**Task details:** Where a line holds the word "STORAGE", copy that line from the data below.

(Dataset items)
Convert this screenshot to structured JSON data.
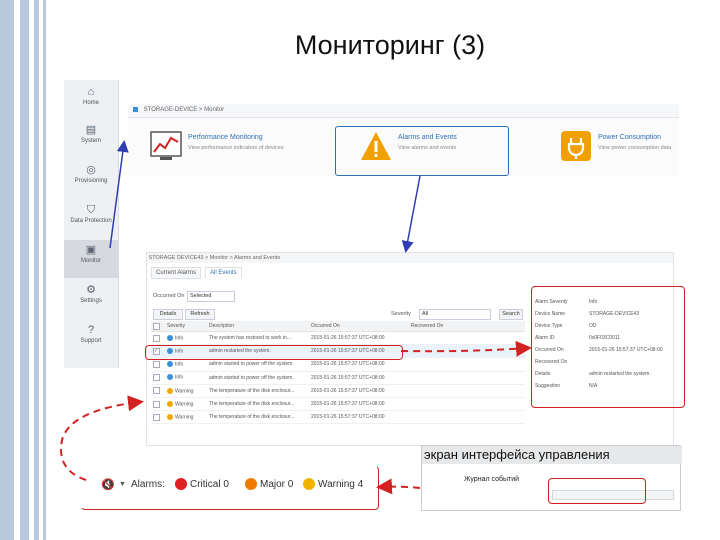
{
  "slide": {
    "title": "Мониторинг (3)"
  },
  "sidebar": {
    "items": [
      {
        "label": "Home",
        "icon": "home-icon",
        "glyph": "⌂"
      },
      {
        "label": "System",
        "icon": "server-icon",
        "glyph": "▤"
      },
      {
        "label": "Provisioning",
        "icon": "disk-icon",
        "glyph": "◎"
      },
      {
        "label": "Data Protection",
        "icon": "shield-icon",
        "glyph": "⛉"
      },
      {
        "label": "Monitor",
        "icon": "monitor-icon",
        "glyph": "▣"
      },
      {
        "label": "Settings",
        "icon": "gear-icon",
        "glyph": "⚙"
      },
      {
        "label": "Support",
        "icon": "help-icon",
        "glyph": "?"
      }
    ]
  },
  "monitor_page": {
    "breadcrumb_device": "STORAGE-DEVICE",
    "breadcrumb_sep": ">",
    "breadcrumb_page": "Monitor",
    "cards": [
      {
        "title": "Performance Monitoring",
        "desc": "View performance indicators of devices",
        "icon": "chart-icon"
      },
      {
        "title": "Alarms and Events",
        "desc": "View alarms and events",
        "icon": "warning-icon"
      },
      {
        "title": "Power Consumption",
        "desc": "View power consumption data",
        "icon": "plug-icon"
      }
    ]
  },
  "events_page": {
    "breadcrumb": "STORAGE DEVICE43 > Monitor > Alarms and Events",
    "tabs": [
      "Current Alarms",
      "All Events"
    ],
    "active_tab": "All Events",
    "filter": {
      "occurred_label": "Occurred On",
      "occurred_value": "Selected",
      "severity_label": "Severity",
      "severity_value": "All",
      "search_label": "Search"
    },
    "toolbar": {
      "details_label": "Details",
      "refresh_label": "Refresh"
    },
    "columns": [
      "Severity",
      "Description",
      "Occurred On",
      "Recovered On"
    ],
    "rows": [
      {
        "severity": "Info",
        "level": "info",
        "description": "The system has restored to work in...",
        "occurred": "2015-01-26 15:57:37 UTC+08:00",
        "checked": false
      },
      {
        "severity": "Info",
        "level": "info",
        "description": "admin restarted the system.",
        "occurred": "2015-01-26 15:57:37 UTC+08:00",
        "checked": true
      },
      {
        "severity": "Info",
        "level": "info",
        "description": "admin started to power off the system.",
        "occurred": "2015-01-26 15:57:37 UTC+08:00",
        "checked": false
      },
      {
        "severity": "Info",
        "level": "info",
        "description": "admin started to power off the system.",
        "occurred": "2015-01-26 15:57:37 UTC+08:00",
        "checked": false
      },
      {
        "severity": "Warning",
        "level": "warn",
        "description": "The temperature of the disk enclosur...",
        "occurred": "2015-01-26 15:57:37 UTC+08:00",
        "checked": false
      },
      {
        "severity": "Warning",
        "level": "warn",
        "description": "The temperature of the disk enclosur...",
        "occurred": "2015-01-26 15:57:37 UTC+08:00",
        "checked": false
      },
      {
        "severity": "Warning",
        "level": "warn",
        "description": "The temperature of the disk enclosur...",
        "occurred": "2015-01-26 15:57:37 UTC+08:00",
        "checked": false
      }
    ],
    "details": [
      {
        "label": "Alarm Severity",
        "value": "Info"
      },
      {
        "label": "Device Name",
        "value": "STORAGE-DEVICE43"
      },
      {
        "label": "Device Type",
        "value": "OD"
      },
      {
        "label": "Alarm ID",
        "value": "0x0F03C0011"
      },
      {
        "label": "Occurred On",
        "value": "2015-01-26 15:57:37 UTC+08:00"
      },
      {
        "label": "Recovered On",
        "value": ""
      },
      {
        "label": "Details",
        "value": "admin restarted the system."
      },
      {
        "label": "Suggestion",
        "value": "N/A"
      }
    ]
  },
  "alarm_bar": {
    "alarms_label": "Alarms:",
    "critical": "Critical 0",
    "major": "Major 0",
    "warning": "Warning 4",
    "colors": {
      "critical": "#e02020",
      "major": "#f07a00",
      "warning": "#f0b400"
    }
  },
  "mgmt_screen": {
    "caption": "экран интерфейса управления",
    "log_label": "Журнал событий"
  },
  "colors": {
    "annotation_red": "#d32020",
    "annotation_blue": "#2f3fb3",
    "accent": "#3b8fd6"
  }
}
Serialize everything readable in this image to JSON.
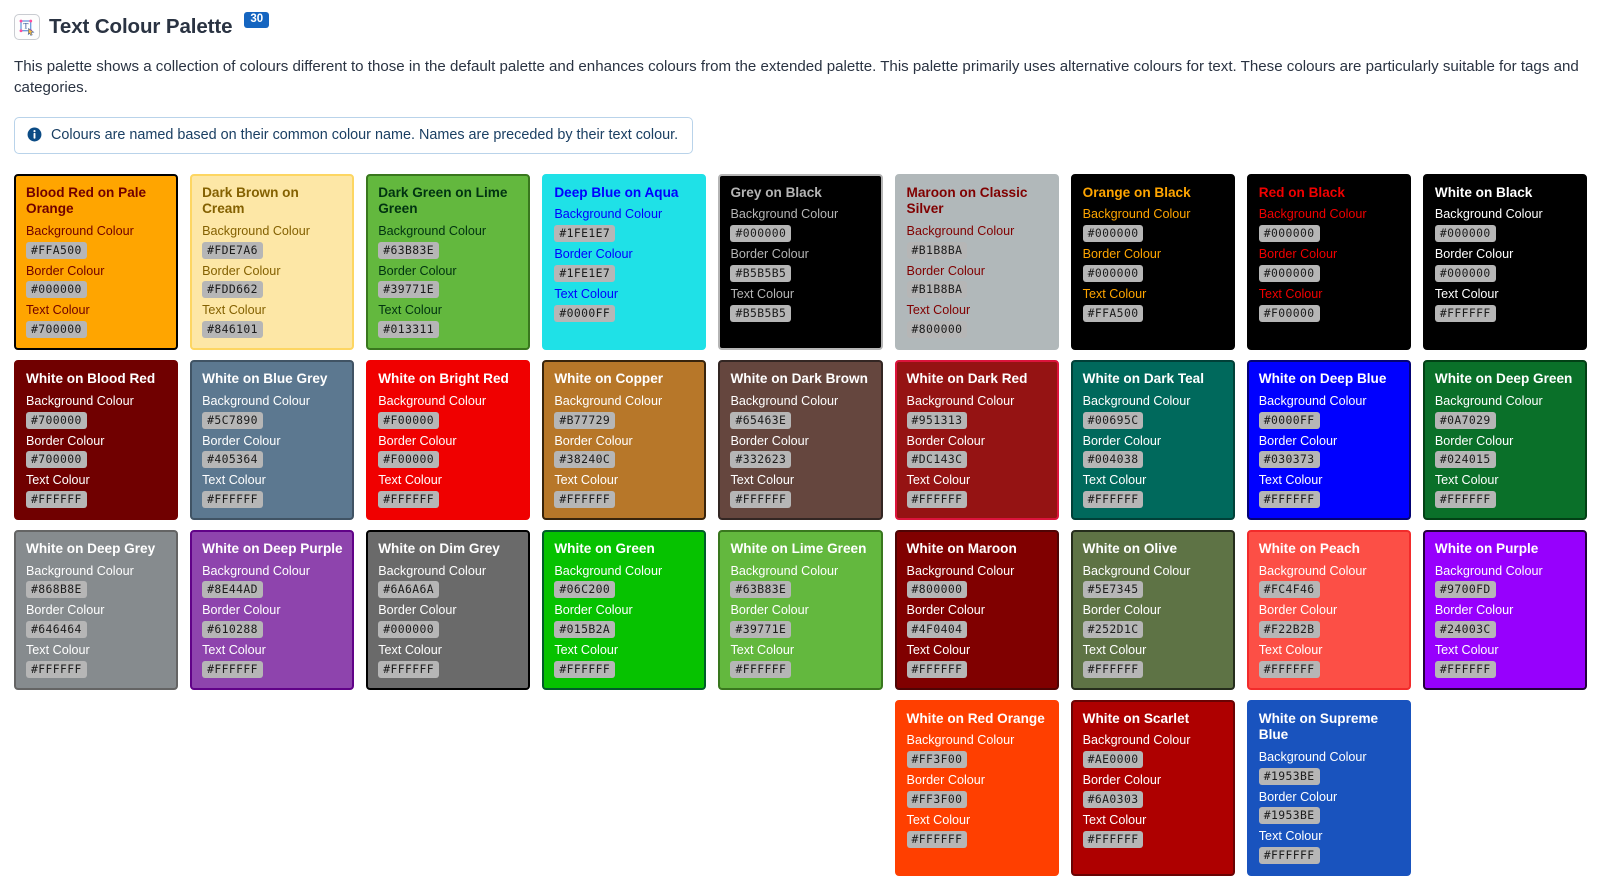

**Solution to this exercise:**
    "breadcrumb_device": "STORAGE-DEVICE",
    "breadcrumb": "STORAGE DEVICE43 > Monitor > Alarms and Events",
        "value": "STORAGE-DEVICE43"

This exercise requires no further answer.